**Entries supplied**
☆ ☆ ☆ ☆

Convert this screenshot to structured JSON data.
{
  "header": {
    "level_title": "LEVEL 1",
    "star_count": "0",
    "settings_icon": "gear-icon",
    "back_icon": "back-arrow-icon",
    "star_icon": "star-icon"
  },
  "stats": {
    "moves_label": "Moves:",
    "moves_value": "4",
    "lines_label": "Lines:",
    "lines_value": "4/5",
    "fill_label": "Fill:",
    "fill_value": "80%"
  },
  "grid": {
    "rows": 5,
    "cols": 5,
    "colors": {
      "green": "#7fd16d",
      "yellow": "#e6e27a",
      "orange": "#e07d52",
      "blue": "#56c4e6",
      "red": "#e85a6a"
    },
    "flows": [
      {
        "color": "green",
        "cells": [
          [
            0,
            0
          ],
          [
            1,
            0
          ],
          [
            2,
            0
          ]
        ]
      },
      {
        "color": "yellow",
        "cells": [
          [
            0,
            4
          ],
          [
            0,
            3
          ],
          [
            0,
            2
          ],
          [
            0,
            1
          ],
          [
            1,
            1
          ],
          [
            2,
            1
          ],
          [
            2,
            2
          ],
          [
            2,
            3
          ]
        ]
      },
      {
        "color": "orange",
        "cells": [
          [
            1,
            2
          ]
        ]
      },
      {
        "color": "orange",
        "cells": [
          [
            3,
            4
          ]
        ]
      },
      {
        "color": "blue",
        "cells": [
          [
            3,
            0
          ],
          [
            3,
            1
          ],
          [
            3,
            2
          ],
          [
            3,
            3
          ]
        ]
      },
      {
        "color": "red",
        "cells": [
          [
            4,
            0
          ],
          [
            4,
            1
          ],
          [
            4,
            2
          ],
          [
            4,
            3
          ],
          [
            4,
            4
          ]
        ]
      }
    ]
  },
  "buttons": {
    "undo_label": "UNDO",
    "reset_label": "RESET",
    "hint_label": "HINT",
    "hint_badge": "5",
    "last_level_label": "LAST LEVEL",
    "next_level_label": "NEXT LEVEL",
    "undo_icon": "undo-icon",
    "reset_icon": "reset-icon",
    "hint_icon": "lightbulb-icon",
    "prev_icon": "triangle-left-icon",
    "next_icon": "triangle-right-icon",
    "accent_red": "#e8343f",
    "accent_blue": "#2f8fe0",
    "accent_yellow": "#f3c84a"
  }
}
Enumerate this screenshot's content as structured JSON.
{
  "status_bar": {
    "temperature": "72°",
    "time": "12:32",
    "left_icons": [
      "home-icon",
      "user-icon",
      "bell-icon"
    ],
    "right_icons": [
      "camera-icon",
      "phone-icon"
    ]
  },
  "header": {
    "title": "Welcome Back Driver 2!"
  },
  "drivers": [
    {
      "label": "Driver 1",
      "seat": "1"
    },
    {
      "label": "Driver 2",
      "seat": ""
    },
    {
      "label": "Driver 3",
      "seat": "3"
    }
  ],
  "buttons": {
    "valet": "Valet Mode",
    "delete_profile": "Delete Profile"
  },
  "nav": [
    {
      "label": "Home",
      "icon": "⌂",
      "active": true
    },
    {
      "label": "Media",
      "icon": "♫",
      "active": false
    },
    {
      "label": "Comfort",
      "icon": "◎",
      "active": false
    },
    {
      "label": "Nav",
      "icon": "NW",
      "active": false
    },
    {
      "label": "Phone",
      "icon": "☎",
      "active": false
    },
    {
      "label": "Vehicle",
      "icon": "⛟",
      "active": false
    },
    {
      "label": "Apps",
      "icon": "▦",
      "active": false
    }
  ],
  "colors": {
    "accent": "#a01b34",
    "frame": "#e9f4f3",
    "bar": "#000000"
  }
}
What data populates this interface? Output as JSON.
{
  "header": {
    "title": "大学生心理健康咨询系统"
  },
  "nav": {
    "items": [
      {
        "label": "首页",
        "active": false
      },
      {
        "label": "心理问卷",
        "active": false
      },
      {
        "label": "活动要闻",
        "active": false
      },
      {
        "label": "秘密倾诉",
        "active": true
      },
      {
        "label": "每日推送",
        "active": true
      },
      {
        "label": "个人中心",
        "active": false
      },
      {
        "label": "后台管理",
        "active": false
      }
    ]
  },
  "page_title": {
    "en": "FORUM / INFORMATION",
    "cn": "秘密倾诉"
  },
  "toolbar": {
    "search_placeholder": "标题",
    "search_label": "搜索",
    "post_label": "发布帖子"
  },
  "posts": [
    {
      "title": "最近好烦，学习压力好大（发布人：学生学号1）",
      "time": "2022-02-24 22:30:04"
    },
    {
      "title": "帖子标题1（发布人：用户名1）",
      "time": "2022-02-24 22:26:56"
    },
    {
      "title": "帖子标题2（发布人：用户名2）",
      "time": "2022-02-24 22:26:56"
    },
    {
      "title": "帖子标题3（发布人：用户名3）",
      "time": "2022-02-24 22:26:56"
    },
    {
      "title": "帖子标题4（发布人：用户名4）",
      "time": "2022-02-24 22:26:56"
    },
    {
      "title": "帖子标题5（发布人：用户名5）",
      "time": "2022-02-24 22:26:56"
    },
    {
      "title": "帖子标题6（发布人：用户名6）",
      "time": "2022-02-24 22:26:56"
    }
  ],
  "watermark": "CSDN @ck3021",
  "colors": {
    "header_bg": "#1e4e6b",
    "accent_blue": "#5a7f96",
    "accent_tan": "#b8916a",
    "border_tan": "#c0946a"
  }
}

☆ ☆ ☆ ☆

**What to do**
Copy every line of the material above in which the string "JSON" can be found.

**Task response**
Convert this screenshot to structured JSON data.
Enumerate this screenshot's content as structured JSON.
What data populates this interface? Output as JSON.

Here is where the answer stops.